Summer Solstice and a beautiful day, although I couldn't persuade Malcolm to dance naked around the garden with a set of antlers attached to his head at sunrise this morning! Probably just as well, don't want to scare the neighbours!
Back to our holiday and there were many, many birds all around in Newquay. The most obvious and vocal were the Herring Gulls (Larus argentatus). We were treated to the sight of a family of these large gulls on the roof tops opposite our hotel room including two parents and three chicks.
The chicks were forever chasing their parents around the roof as soon as they arrived, in the hope that a regurgitated meal was imminent! A closer look at the Herring Gulls was afforded us at the harbour area as they congregated for a taste of fish discarded by the fishermen.
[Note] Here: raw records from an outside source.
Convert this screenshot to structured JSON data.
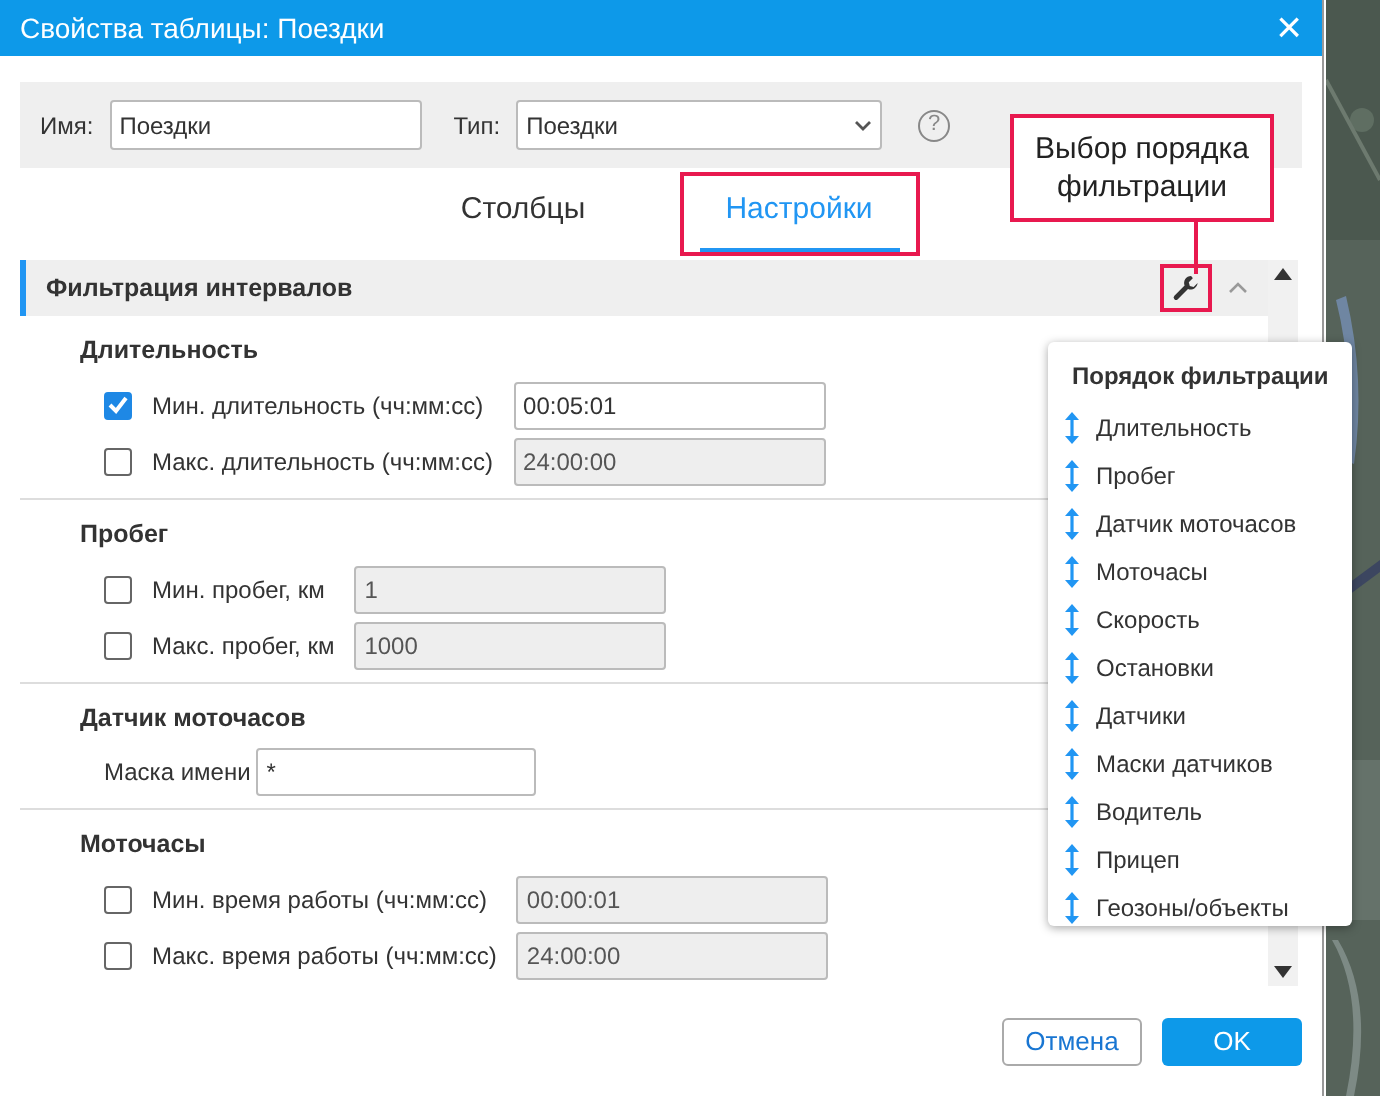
{
  "window": {
    "title": "Свойства таблицы: Поездки",
    "close": "×"
  },
  "name_field": {
    "label": "Имя:",
    "value": "Поездки"
  },
  "type_field": {
    "label": "Тип:",
    "value": "Поездки"
  },
  "help": "?",
  "tabs": [
    {
      "label": "Столбцы",
      "selected": false,
      "highlighted": false
    },
    {
      "label": "Настройки",
      "selected": true,
      "highlighted": true
    }
  ],
  "section": {
    "title": "Фильтрация интервалов",
    "expanded": true,
    "tool_highlighted": true
  },
  "groups": [
    {
      "title": "Длительность",
      "rows": [
        {
          "kind": "checkbox",
          "label": "Мин. длительность (чч:мм:сс)",
          "checked": true,
          "value": "00:05:01"
        },
        {
          "kind": "checkbox",
          "label": "Макс. длительность (чч:мм:сс)",
          "checked": false,
          "value": "24:00:00"
        }
      ]
    },
    {
      "title": "Пробег",
      "rows": [
        {
          "kind": "checkbox",
          "label": "Мин. пробег, км",
          "checked": false,
          "value": "1"
        },
        {
          "kind": "checkbox",
          "label": "Макс. пробег, км",
          "checked": false,
          "value": "1000"
        }
      ]
    },
    {
      "title": "Датчик моточасов",
      "rows": [
        {
          "kind": "text",
          "label": "Маска имени",
          "value": "*"
        }
      ]
    },
    {
      "title": "Моточасы",
      "rows": [
        {
          "kind": "checkbox",
          "label": "Мин. время работы (чч:мм:сс)",
          "checked": false,
          "value": "00:00:01"
        },
        {
          "kind": "checkbox",
          "label": "Макс. время работы (чч:мм:сс)",
          "checked": false,
          "value": "24:00:00"
        }
      ]
    }
  ],
  "callout": {
    "text": "Выбор порядка фильтрации"
  },
  "popover": {
    "title": "Порядок фильтрации",
    "items": [
      "Длительность",
      "Пробег",
      "Датчик моточасов",
      "Моточасы",
      "Скорость",
      "Остановки",
      "Датчики",
      "Маски датчиков",
      "Водитель",
      "Прицеп",
      "Геозоны/объекты"
    ]
  },
  "buttons": [
    {
      "label": "Отмена",
      "kind": "secondary"
    },
    {
      "label": "OK",
      "kind": "primary"
    }
  ]
}
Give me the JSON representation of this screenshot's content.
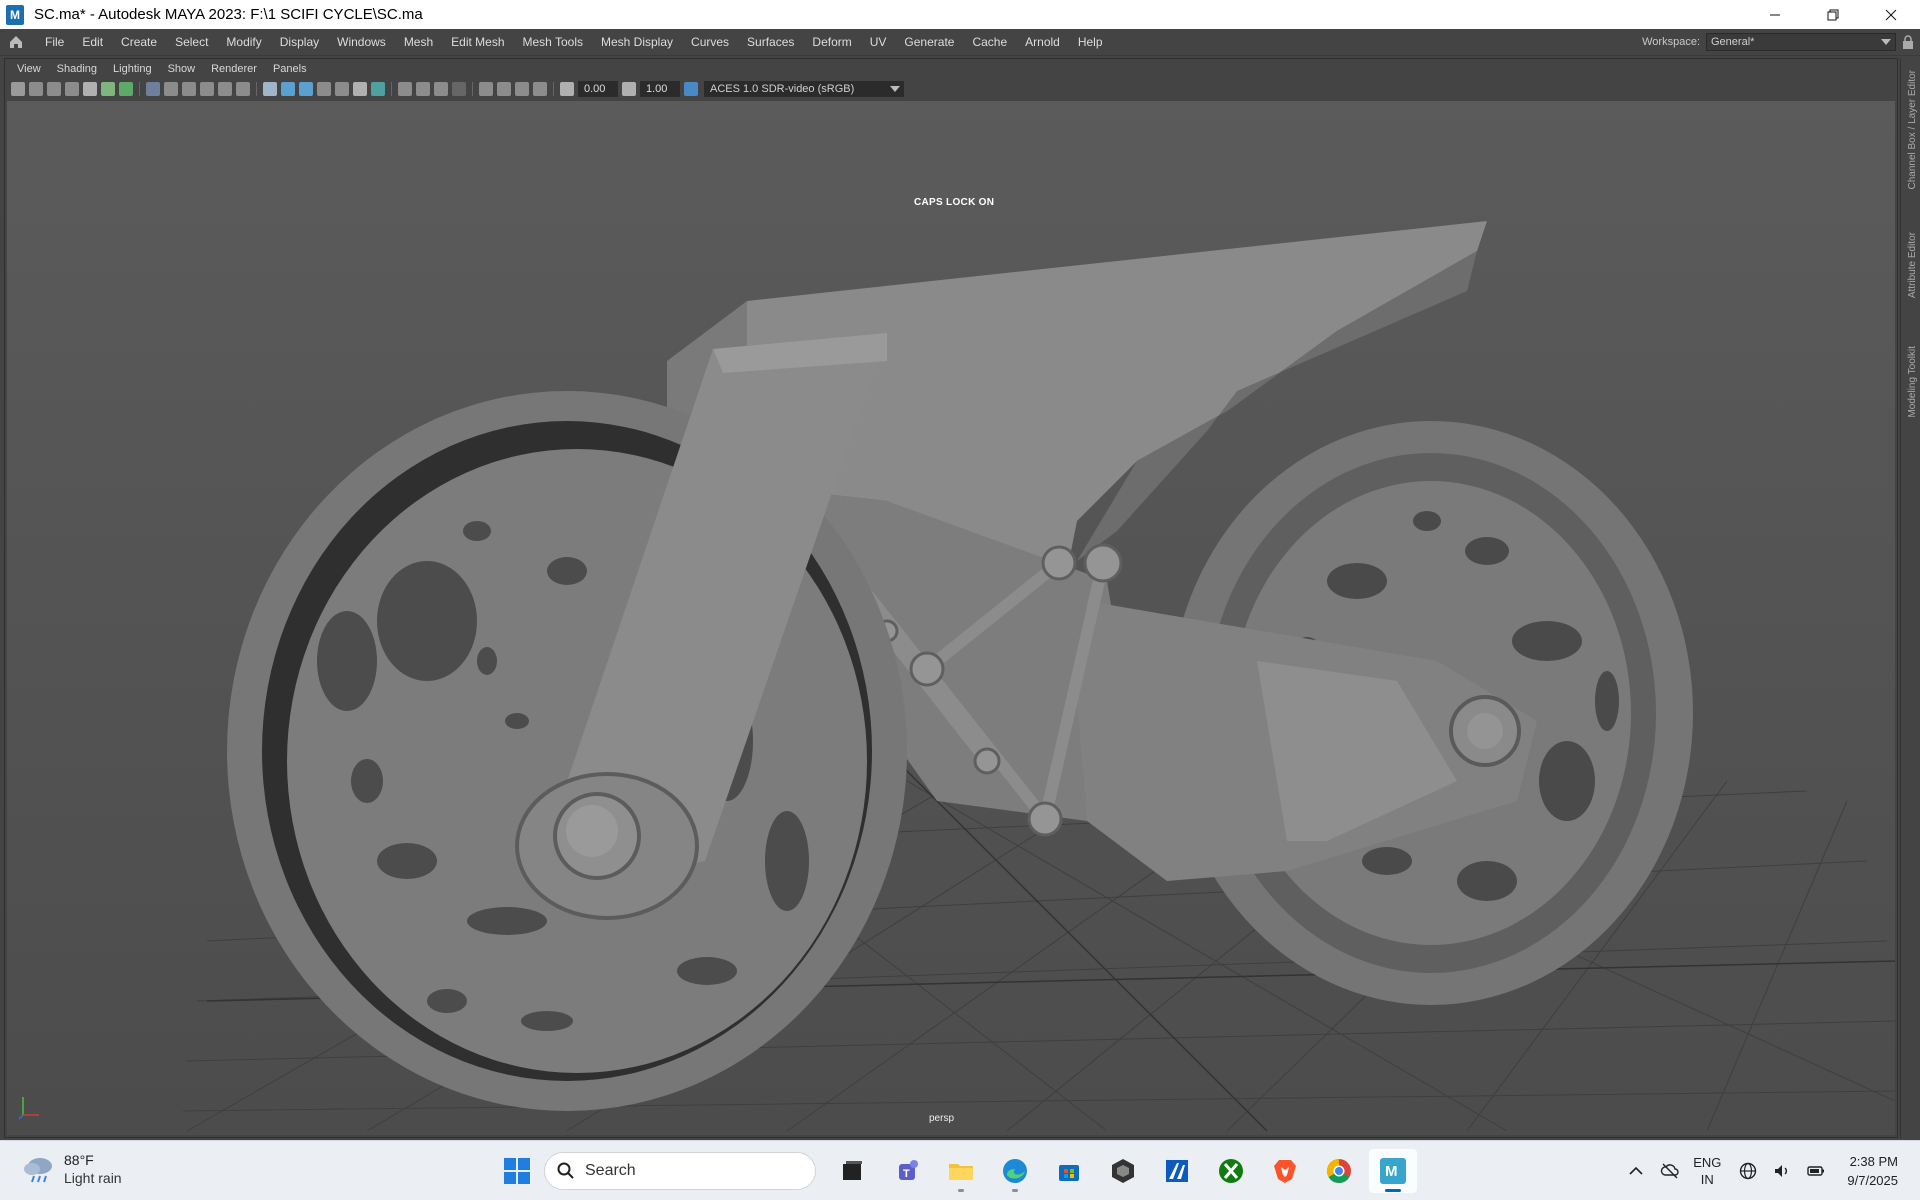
{
  "window": {
    "title": "SC.ma* - Autodesk MAYA 2023: F:\\1 SCIFI CYCLE\\SC.ma",
    "app_icon_letter": "M",
    "controls": [
      "minimize",
      "restore",
      "close"
    ]
  },
  "menubar": {
    "items": [
      "File",
      "Edit",
      "Create",
      "Select",
      "Modify",
      "Display",
      "Windows",
      "Mesh",
      "Edit Mesh",
      "Mesh Tools",
      "Mesh Display",
      "Curves",
      "Surfaces",
      "Deform",
      "UV",
      "Generate",
      "Cache",
      "Arnold",
      "Help"
    ],
    "workspace_label": "Workspace:",
    "workspace_value": "General*"
  },
  "panel": {
    "menu": [
      "View",
      "Shading",
      "Lighting",
      "Show",
      "Renderer",
      "Panels"
    ],
    "toolbar": {
      "field1": "0.00",
      "field2": "1.00",
      "colorspace": "ACES 1.0 SDR-video (sRGB)"
    }
  },
  "viewport": {
    "hud_message": "CAPS LOCK ON",
    "camera_name": "persp",
    "model_name": "SCIFI CYCLE"
  },
  "side_tabs": [
    "Channel Box / Layer Editor",
    "Attribute Editor",
    "Modeling Toolkit"
  ],
  "taskbar": {
    "weather": {
      "temp": "88°F",
      "condition": "Light rain"
    },
    "search_label": "Search",
    "apps": [
      "file-explorer-blank",
      "teams",
      "file-explorer",
      "edge",
      "microsoft-store",
      "unity",
      "autodesk-app",
      "xbox",
      "brave",
      "chrome",
      "maya"
    ],
    "active_app": "maya",
    "language": {
      "line1": "ENG",
      "line2": "IN"
    },
    "time": "2:38 PM",
    "date": "9/7/2025"
  },
  "colors": {
    "maya_bg": "#444444",
    "viewport_bg": "#5b5b5b",
    "taskbar_bg": "#ebeff4",
    "accent": "#0067c0"
  }
}
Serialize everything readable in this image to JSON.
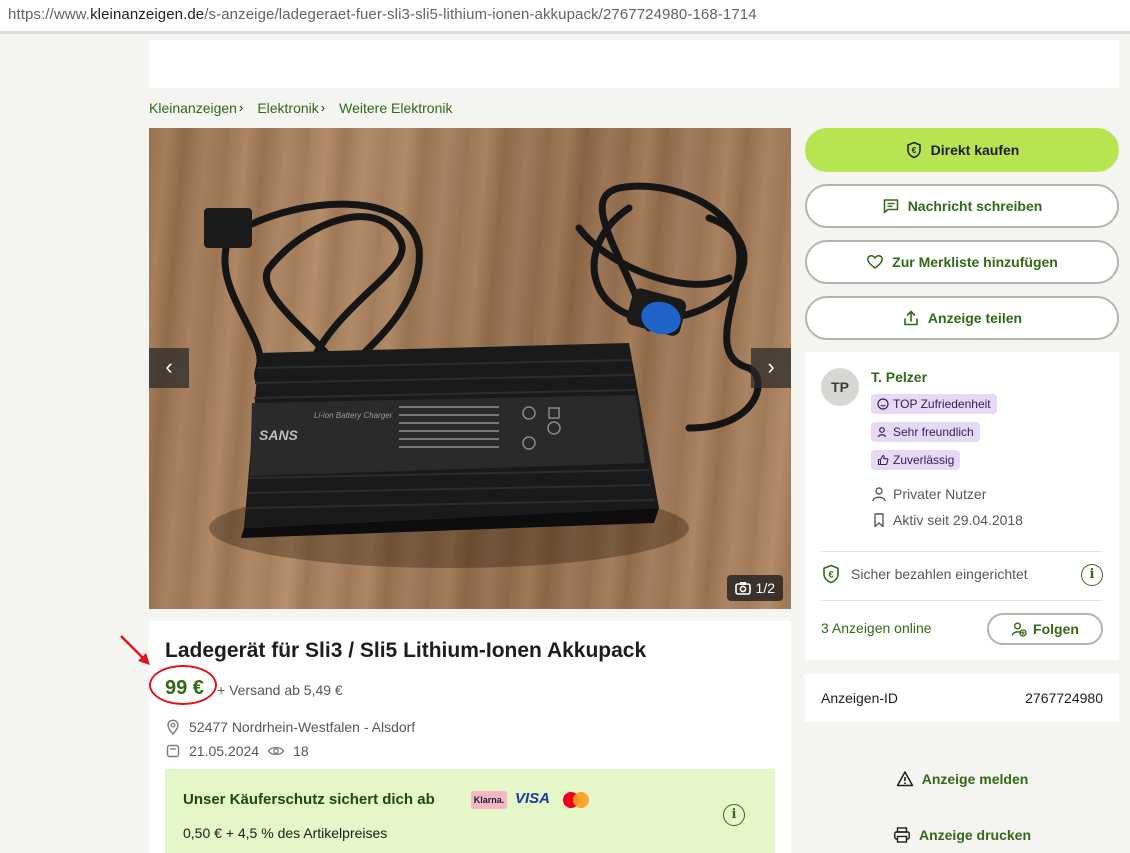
{
  "browser": {
    "url_prefix": "https://www.",
    "url_domain": "kleinanzeigen.de",
    "url_path": "/s-anzeige/ladegeraet-fuer-sli3-sli5-lithium-ionen-akkupack/2767724980-168-1714"
  },
  "breadcrumb": [
    "Kleinanzeigen",
    "Elektronik",
    "Weitere Elektronik"
  ],
  "gallery": {
    "counter": "1/2",
    "product_brand": "SANS",
    "product_label": "Li-ion Battery Charger"
  },
  "actions": {
    "buy": "Direkt kaufen",
    "message": "Nachricht schreiben",
    "watchlist": "Zur Merkliste hinzufügen",
    "share": "Anzeige teilen"
  },
  "seller": {
    "initials": "TP",
    "name": "T. Pelzer",
    "badges": [
      "TOP Zufriedenheit",
      "Sehr freundlich",
      "Zuverlässig"
    ],
    "type": "Privater Nutzer",
    "active_since": "Aktiv seit 29.04.2018",
    "secure_payment": "Sicher bezahlen eingerichtet",
    "ads_online": "3 Anzeigen online",
    "follow": "Folgen"
  },
  "ad": {
    "id_label": "Anzeigen-ID",
    "id": "2767724980",
    "report": "Anzeige melden",
    "print": "Anzeige drucken",
    "title": "Ladegerät für Sli3 / Sli5 Lithium-Ionen Akkupack",
    "price": "99 €",
    "shipping": "+ Versand ab 5,49 €",
    "location": "52477 Nordrhein-Westfalen - Alsdorf",
    "date": "21.05.2024",
    "views": "18"
  },
  "buyer_protection": {
    "heading": "Unser Käuferschutz sichert dich ab",
    "fee": "0,50 € + 4,5 % des Artikelpreises",
    "klarna": "Klarna.",
    "visa": "VISA"
  },
  "colors": {
    "brand_green": "#326916",
    "buy_green": "#b7e551",
    "annotation_red": "#e0141a"
  }
}
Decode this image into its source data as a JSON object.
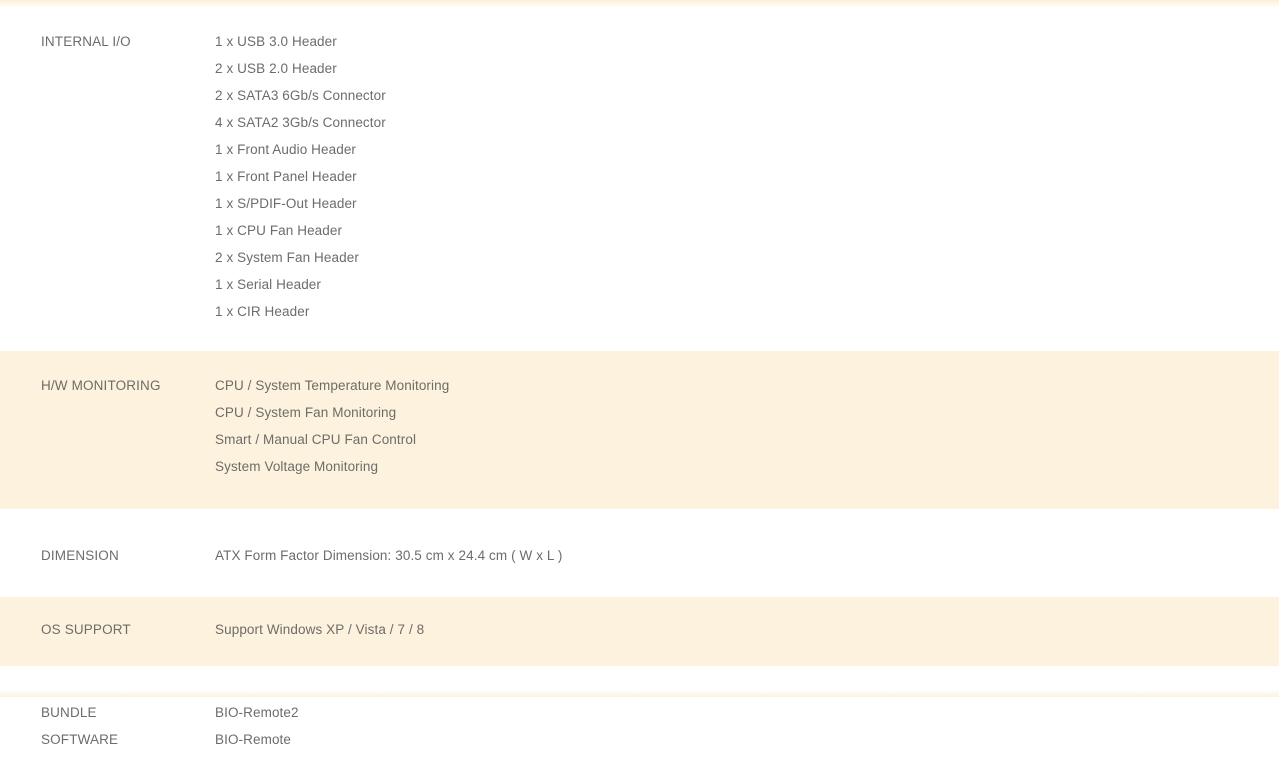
{
  "page": {
    "title": "Motherboard Specification Table",
    "text_color": "#6e6c68",
    "shaded_row_color": "#fdf2de",
    "background_color": "#ffffff"
  },
  "rows": [
    {
      "key": "internal_io",
      "label": "INTERNAL I/O",
      "shaded": false,
      "values": [
        "1 x USB 3.0 Header",
        "2 x USB 2.0 Header",
        "2 x SATA3 6Gb/s Connector",
        "4 x SATA2 3Gb/s Connector",
        "1 x Front Audio Header",
        "1 x Front Panel Header",
        "1 x S/PDIF-Out Header",
        "1 x CPU Fan Header",
        "2 x System Fan Header",
        "1 x Serial Header",
        "1 x CIR Header"
      ]
    },
    {
      "key": "hw_monitoring",
      "label": "H/W MONITORING",
      "shaded": true,
      "values": [
        "CPU / System Temperature Monitoring",
        "CPU / System Fan Monitoring",
        "Smart / Manual CPU Fan Control",
        "System Voltage Monitoring"
      ]
    },
    {
      "key": "dimension",
      "label": "DIMENSION",
      "shaded": false,
      "values": [
        "ATX Form Factor Dimension: 30.5 cm x 24.4 cm ( W x L )"
      ]
    },
    {
      "key": "os_support",
      "label": "OS SUPPORT",
      "shaded": true,
      "values": [
        "Support Windows XP / Vista / 7 / 8"
      ]
    },
    {
      "key": "bundle_software",
      "label": "BUNDLE\nSOFTWARE",
      "shaded": false,
      "values": [
        "BIO-Remote2",
        "BIO-Remote"
      ]
    }
  ]
}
What a gorgeous looking bird it is when looked at closely.  This is a large sized picture, so please click on it and enlarge the picture to get the best image.
The Herring Gulls were joined on the beaches by the largest gull to be found in the British Isles, the Great Black-Backed Gull (Larus marinus). A truly magnificent bird with a wingspan up to nearly 6ft and a formidable reputation for taking and eating other birds, mammals, fish and almost anything else it can get it's beak on. They are large enough to swallow a Puffin or a small duck whole and can even manage to gulp down young rabbits in one. This one was preoccupied with a Spotted Dogfish (Scyliorhinus canicula) on the beach at the harbour.
A much smaller bird was to be found flitting about the scrub by the sea near the Fistral Beach. The Stonechat family (Saxicola rubicola) was making a lot of noise as they searched for insects to feed to their youngsters. This male bird was particularly beautiful.
Lastly and back to the large birds. This time a family of Ravens (Corvus corax) feeding on goodness knows what on the beach as they rummaged through the seaweed. The young were about the same size as the adults and quite capable of feeding themselves, but it didn't stop them begging from their parents.

Sunday, 20 June 2010


It's always a treat to do a little 'rock-pooling' when at the beach. Nowhere is this more productive than around the rocky coasts of the West Country. Along the cliff bottoms at Newquay, we found these small, red, glossy jelly-like blobs just clear of the water.
It isn't until the water level rises and they are once more submerged, that they reveal their true identity...
These are Beadlet Anemones (Actinia equina) and is very well adapted to life in the rock pools, an environment which can be very harsh. The water becomes more and more salty as it evaporates and it gets warmer and warmer in the sunshine, then, suddenly the tide comes back in and a wave inundates the pool which immediately reduces the salinity and the temperature. Not an easy place to live. This Anemone seemed to be busy devouring a small jellyfish..
Among the Mussels clinging to the rocks, were a few Dog Whelks (Nucella lapillus). These molluscs are predatory and feed on the Mussels by boring holes through their shells with a specialised, rasping radula (a tongue-like structure) before eating the soft bits within.
Also looking for a feed, was the largest breeding seabird to be seen around British Isles. The Gannet (Morus bassanus, formerly Sula bassana) is an impressive bird with a wingspan of up to 6ft, a formidable bill and an orange-tinted head. It is even more impressive as it dives for fish from a great height, folding it's wings back as it enters the water at about 60 MPH. This lone bird was circling around looking for fish as we enjoyed the view and the sunshine, sitting on a bench overlooking the Fistral Beach. Nothing better!